◆ **What you are asked to do**:
With nothing added or dropped, copy the data that follows exactly.

━━ Raw data

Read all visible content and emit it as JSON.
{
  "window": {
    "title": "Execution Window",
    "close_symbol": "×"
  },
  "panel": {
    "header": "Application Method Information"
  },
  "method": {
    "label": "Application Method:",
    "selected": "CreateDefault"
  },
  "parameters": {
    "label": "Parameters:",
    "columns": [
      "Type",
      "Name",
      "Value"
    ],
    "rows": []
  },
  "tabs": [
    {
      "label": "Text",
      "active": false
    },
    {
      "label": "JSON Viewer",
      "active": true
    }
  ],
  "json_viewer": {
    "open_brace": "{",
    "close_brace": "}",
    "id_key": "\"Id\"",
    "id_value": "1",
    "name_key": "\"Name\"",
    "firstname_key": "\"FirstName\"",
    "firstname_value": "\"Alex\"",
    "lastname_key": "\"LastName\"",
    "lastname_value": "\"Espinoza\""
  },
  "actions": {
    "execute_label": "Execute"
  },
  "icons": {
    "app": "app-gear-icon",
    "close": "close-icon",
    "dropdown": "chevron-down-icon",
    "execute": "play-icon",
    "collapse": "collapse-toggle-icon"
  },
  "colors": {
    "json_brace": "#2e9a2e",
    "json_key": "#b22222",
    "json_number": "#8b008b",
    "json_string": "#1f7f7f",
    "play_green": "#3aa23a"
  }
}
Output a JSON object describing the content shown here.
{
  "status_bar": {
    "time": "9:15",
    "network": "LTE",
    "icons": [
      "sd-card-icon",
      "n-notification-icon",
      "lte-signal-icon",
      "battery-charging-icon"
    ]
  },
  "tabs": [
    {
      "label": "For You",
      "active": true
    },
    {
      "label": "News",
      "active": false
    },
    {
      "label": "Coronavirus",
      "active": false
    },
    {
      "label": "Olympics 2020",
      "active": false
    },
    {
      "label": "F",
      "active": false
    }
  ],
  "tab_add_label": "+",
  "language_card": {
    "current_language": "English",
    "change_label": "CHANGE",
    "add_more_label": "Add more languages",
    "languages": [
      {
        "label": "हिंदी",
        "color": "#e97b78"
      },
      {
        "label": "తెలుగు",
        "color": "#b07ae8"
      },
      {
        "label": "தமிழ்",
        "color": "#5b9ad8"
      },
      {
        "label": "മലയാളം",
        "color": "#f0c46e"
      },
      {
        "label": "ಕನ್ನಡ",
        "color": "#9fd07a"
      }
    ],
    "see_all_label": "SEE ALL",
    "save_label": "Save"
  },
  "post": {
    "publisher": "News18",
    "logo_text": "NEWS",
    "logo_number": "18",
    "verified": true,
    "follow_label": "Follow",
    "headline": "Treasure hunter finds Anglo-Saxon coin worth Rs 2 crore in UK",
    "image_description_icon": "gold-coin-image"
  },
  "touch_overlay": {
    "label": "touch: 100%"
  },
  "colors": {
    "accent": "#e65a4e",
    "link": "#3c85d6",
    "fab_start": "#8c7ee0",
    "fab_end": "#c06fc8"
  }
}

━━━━

◆ **Task solution**:
Read all visible content and emit it as JSON.
{
  "window": {
    "title": "Execution Window",
    "close_symbol": "×"
  },
  "panel": {
    "header": "Application Method Information"
  },
  "method": {
    "label": "Application Method:",
    "selected": "CreateDefault"
  },
  "parameters": {
    "label": "Parameters:",
    "columns": [
      "Type",
      "Name",
      "Value"
    ],
    "rows": []
  },
  "tabs": [
    {
      "label": "Text",
      "active": false
    },
    {
      "label": "JSON Viewer",
      "active": true
    }
  ],
  "json_viewer": {
    "open_brace": "{",
    "close_brace": "}",
    "id_key": "\"Id\"",
    "id_value": "1",
    "name_key": "\"Name\"",
    "firstname_key": "\"FirstName\"",
    "firstname_value": "\"Alex\"",
    "lastname_key": "\"LastName\"",
    "lastname_value": "\"Espinoza\""
  },
  "actions": {
    "execute_label": "Execute"
  },
  "icons": {
    "app": "app-gear-icon",
    "close": "close-icon",
    "dropdown": "chevron-down-icon",
    "execute": "play-icon",
    "collapse": "collapse-toggle-icon"
  },
  "colors": {
    "json_brace": "#2e9a2e",
    "json_key": "#b22222",
    "json_number": "#8b008b",
    "json_string": "#1f7f7f",
    "play_green": "#3aa23a"
  }
}
Output a JSON object describing the content shown here.
{
  "status_bar": {
    "time": "9:15",
    "network": "LTE",
    "icons": [
      "sd-card-icon",
      "n-notification-icon",
      "lte-signal-icon",
      "battery-charging-icon"
    ]
  },
  "tabs": [
    {
      "label": "For You",
      "active": true
    },
    {
      "label": "News",
      "active": false
    },
    {
      "label": "Coronavirus",
      "active": false
    },
    {
      "label": "Olympics 2020",
      "active": false
    },
    {
      "label": "F",
      "active": false
    }
  ],
  "tab_add_label": "+",
  "language_card": {
    "current_language": "English",
    "change_label": "CHANGE",
    "add_more_label": "Add more languages",
    "languages": [
      {
        "label": "हिंदी",
        "color": "#e97b78"
      },
      {
        "label": "తెలుగు",
        "color": "#b07ae8"
      },
      {
        "label": "தமிழ்",
        "color": "#5b9ad8"
      },
      {
        "label": "മലയാളം",
        "color": "#f0c46e"
      },
      {
        "label": "ಕನ್ನಡ",
        "color": "#9fd07a"
      }
    ],
    "see_all_label": "SEE ALL",
    "save_label": "Save"
  },
  "post": {
    "publisher": "News18",
    "logo_text": "NEWS",
    "logo_number": "18",
    "verified": true,
    "follow_label": "Follow",
    "headline": "Treasure hunter finds Anglo-Saxon coin worth Rs 2 crore in UK",
    "image_description_icon": "gold-coin-image"
  },
  "touch_overlay": {
    "label": "touch: 100%"
  },
  "colors": {
    "accent": "#e65a4e",
    "link": "#3c85d6",
    "fab_start": "#8c7ee0",
    "fab_end": "#c06fc8"
  }
}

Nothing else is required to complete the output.